╭─ Raw data
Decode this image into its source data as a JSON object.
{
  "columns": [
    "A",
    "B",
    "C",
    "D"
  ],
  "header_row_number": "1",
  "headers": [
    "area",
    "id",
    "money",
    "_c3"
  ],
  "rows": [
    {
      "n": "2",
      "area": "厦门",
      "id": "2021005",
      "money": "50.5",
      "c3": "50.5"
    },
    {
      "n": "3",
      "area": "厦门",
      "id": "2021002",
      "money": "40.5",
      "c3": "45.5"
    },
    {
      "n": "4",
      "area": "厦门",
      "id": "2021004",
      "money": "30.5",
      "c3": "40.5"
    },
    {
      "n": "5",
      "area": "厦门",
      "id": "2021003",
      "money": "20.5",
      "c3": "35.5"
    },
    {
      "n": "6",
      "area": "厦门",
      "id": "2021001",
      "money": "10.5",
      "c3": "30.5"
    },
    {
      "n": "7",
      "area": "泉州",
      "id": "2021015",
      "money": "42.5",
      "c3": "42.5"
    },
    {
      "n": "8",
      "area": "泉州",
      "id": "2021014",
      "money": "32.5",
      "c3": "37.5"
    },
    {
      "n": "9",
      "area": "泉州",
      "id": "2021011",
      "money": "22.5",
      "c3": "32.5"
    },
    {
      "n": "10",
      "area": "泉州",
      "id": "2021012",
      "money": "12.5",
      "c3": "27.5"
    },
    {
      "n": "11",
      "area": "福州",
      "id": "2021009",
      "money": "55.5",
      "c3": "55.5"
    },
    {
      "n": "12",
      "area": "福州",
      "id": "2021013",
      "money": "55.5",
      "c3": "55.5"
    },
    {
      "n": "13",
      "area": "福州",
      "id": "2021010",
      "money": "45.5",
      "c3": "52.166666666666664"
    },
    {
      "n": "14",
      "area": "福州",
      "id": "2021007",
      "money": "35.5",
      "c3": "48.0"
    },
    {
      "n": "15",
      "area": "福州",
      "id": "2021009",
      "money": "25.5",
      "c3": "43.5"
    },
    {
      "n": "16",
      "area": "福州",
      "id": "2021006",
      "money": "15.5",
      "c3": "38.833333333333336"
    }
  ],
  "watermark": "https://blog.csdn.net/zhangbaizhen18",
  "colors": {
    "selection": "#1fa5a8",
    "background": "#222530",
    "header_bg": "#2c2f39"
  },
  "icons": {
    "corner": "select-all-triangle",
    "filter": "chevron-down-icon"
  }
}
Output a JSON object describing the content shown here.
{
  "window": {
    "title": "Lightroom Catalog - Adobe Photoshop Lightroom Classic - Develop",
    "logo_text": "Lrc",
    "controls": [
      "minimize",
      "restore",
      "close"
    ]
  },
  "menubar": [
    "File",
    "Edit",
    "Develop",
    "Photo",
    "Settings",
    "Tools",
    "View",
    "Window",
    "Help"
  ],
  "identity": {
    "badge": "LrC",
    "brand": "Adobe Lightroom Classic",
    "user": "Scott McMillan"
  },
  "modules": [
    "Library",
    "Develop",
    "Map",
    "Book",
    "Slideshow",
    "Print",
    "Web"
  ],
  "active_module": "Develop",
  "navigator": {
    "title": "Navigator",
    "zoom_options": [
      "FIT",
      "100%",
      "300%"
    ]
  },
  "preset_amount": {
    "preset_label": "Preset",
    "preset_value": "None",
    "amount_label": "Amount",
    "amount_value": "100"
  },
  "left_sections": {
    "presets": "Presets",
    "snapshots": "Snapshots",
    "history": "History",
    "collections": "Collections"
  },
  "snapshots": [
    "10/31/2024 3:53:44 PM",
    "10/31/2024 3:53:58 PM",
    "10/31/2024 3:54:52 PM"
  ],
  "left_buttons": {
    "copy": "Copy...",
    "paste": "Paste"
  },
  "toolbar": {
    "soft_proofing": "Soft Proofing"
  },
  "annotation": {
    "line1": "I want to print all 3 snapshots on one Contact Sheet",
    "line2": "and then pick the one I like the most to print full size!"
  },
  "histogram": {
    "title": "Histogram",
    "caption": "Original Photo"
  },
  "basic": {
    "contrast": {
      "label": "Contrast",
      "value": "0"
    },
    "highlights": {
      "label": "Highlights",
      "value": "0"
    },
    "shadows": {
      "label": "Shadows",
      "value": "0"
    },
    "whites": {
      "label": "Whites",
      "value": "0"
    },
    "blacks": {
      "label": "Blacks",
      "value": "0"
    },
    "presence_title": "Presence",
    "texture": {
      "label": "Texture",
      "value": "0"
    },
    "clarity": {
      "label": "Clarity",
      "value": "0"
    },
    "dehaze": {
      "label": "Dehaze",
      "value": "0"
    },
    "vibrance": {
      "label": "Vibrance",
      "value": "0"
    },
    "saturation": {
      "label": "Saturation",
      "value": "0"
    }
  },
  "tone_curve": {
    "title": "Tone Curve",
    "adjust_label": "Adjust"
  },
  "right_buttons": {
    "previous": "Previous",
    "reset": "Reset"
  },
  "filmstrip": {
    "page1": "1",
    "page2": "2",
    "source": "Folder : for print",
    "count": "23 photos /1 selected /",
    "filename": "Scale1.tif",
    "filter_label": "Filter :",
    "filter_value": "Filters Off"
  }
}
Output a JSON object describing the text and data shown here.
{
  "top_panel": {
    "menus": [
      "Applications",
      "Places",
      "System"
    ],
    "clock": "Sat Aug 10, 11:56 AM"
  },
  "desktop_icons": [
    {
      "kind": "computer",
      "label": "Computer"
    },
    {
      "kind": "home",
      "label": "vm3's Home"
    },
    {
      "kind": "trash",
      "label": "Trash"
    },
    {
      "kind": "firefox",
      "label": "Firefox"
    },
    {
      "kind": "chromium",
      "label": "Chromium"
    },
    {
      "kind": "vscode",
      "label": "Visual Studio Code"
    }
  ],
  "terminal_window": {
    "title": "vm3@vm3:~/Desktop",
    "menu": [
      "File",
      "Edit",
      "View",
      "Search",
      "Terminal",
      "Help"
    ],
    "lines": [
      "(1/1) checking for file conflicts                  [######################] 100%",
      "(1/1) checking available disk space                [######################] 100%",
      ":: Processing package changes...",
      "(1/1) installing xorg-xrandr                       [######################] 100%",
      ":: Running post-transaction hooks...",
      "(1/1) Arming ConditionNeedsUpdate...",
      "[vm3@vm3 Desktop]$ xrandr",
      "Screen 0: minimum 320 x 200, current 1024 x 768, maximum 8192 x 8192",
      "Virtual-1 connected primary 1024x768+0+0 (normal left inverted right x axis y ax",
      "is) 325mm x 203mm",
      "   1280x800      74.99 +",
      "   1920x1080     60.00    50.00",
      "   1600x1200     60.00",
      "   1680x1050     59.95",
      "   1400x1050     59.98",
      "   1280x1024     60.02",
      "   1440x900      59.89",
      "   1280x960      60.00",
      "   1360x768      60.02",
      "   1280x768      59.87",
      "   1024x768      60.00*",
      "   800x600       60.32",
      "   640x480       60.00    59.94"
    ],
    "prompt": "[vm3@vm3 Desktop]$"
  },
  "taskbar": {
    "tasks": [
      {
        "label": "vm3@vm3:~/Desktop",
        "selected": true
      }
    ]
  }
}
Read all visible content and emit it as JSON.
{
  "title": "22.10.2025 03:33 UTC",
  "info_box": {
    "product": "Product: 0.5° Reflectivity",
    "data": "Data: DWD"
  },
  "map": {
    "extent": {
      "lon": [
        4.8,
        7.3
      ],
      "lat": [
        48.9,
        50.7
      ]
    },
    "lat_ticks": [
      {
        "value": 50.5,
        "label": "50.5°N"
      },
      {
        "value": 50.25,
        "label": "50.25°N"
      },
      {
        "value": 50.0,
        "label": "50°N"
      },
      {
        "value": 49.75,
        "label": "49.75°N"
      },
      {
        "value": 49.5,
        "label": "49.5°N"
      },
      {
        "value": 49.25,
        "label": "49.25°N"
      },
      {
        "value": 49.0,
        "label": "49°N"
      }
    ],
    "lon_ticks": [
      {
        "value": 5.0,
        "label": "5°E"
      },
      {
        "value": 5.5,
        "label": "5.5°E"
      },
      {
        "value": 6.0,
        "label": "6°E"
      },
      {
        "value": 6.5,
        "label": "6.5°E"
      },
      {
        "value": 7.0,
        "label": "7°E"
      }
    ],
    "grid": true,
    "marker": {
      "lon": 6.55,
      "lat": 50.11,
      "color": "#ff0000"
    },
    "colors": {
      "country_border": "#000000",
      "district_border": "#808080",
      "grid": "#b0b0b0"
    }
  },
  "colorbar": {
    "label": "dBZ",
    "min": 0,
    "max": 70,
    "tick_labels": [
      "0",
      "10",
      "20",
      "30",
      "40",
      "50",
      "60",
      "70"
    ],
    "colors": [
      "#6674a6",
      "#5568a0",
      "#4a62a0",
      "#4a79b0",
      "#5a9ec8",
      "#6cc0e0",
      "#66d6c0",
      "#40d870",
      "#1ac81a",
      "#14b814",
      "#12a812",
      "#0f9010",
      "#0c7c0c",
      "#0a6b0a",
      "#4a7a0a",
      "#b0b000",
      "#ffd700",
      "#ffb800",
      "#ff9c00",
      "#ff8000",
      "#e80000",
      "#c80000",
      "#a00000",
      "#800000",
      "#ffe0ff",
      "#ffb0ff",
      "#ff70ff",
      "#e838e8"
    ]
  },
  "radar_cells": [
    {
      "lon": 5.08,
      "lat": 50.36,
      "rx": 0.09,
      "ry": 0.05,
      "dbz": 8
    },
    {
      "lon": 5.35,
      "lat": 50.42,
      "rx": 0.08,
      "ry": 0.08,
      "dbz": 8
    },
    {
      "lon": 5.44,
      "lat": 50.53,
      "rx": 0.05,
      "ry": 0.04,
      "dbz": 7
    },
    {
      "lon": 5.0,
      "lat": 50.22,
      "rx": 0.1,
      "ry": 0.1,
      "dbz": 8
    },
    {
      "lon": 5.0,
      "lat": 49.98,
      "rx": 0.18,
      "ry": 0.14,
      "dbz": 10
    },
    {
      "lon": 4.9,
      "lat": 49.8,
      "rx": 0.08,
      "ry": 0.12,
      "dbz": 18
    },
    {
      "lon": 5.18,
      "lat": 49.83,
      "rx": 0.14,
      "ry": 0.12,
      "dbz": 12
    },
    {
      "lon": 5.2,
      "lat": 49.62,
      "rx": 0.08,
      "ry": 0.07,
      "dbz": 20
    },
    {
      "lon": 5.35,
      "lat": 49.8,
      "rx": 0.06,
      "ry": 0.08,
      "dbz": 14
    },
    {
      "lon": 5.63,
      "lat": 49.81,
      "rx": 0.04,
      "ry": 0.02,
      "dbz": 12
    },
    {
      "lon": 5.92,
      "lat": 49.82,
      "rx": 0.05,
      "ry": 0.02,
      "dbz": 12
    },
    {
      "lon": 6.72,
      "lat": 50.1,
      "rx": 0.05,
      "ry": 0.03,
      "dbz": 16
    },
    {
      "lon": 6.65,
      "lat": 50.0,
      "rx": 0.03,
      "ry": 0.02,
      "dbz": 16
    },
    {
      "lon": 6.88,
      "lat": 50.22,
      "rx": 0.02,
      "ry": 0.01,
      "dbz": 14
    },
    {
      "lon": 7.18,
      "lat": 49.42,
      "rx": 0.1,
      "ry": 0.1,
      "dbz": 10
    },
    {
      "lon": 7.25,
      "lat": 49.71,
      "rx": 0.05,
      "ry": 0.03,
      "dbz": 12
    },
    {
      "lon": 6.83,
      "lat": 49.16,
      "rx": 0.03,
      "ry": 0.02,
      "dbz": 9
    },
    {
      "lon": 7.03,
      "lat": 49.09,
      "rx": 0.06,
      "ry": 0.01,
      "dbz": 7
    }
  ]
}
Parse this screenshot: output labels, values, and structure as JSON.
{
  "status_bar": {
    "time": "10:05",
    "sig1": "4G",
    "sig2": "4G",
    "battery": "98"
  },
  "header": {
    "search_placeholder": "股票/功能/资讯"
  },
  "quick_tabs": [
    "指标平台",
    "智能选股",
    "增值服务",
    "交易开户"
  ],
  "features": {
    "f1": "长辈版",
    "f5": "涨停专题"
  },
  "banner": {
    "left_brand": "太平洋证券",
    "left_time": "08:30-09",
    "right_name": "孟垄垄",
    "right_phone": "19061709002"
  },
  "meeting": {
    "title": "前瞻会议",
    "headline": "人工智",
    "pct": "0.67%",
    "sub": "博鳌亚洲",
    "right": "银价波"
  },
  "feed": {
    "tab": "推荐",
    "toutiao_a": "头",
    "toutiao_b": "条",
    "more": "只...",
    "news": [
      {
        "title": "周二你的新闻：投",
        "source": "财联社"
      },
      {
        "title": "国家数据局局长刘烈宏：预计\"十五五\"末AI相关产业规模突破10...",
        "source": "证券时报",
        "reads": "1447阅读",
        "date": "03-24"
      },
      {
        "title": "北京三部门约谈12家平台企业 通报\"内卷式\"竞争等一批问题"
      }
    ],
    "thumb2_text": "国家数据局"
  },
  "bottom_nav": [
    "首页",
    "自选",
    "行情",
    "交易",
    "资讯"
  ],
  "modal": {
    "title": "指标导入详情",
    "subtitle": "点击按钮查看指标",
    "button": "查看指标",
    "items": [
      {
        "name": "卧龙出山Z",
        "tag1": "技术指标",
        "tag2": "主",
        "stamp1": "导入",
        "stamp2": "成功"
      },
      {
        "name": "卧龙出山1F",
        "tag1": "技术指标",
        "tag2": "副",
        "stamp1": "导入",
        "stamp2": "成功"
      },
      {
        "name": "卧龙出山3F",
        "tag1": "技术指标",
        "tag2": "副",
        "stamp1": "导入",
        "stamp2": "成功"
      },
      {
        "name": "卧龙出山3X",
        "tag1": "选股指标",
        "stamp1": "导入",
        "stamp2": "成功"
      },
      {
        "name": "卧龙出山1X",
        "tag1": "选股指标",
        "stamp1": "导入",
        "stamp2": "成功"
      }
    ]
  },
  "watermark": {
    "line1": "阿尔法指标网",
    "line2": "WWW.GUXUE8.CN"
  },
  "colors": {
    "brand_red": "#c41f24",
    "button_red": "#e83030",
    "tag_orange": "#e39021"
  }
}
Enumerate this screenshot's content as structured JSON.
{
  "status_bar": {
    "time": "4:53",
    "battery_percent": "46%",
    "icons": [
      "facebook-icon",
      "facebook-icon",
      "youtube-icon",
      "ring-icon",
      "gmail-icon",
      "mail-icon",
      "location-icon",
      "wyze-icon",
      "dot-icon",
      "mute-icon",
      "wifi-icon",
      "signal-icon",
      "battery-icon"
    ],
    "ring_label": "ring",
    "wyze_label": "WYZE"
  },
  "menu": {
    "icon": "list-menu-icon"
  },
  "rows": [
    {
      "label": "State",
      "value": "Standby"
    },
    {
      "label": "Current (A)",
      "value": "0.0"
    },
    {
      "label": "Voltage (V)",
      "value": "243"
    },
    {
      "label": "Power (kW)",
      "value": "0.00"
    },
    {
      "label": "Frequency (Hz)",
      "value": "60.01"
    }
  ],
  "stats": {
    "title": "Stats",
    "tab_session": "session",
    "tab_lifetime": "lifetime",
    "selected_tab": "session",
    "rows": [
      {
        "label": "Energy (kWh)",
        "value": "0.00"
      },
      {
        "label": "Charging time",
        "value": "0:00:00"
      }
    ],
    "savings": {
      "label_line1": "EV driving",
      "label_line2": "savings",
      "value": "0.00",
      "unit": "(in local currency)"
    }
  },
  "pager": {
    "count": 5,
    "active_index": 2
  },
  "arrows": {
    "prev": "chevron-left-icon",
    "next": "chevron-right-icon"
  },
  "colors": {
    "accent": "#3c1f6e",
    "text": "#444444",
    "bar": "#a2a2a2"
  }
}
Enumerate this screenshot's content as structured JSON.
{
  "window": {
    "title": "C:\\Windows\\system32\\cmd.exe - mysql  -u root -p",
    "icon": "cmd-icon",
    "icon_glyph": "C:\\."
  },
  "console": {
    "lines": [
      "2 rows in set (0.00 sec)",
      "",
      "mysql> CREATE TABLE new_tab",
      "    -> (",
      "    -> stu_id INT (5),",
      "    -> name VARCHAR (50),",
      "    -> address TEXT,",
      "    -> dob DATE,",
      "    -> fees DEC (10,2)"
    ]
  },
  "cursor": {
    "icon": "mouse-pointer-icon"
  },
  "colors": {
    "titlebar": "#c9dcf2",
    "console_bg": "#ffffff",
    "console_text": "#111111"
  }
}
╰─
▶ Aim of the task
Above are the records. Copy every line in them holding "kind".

▶ Answer box
      "kind": "computer",
      "kind": "home",
      "kind": "trash",
      "kind": "firefox",
      "kind": "chromium",
      "kind": "vscode",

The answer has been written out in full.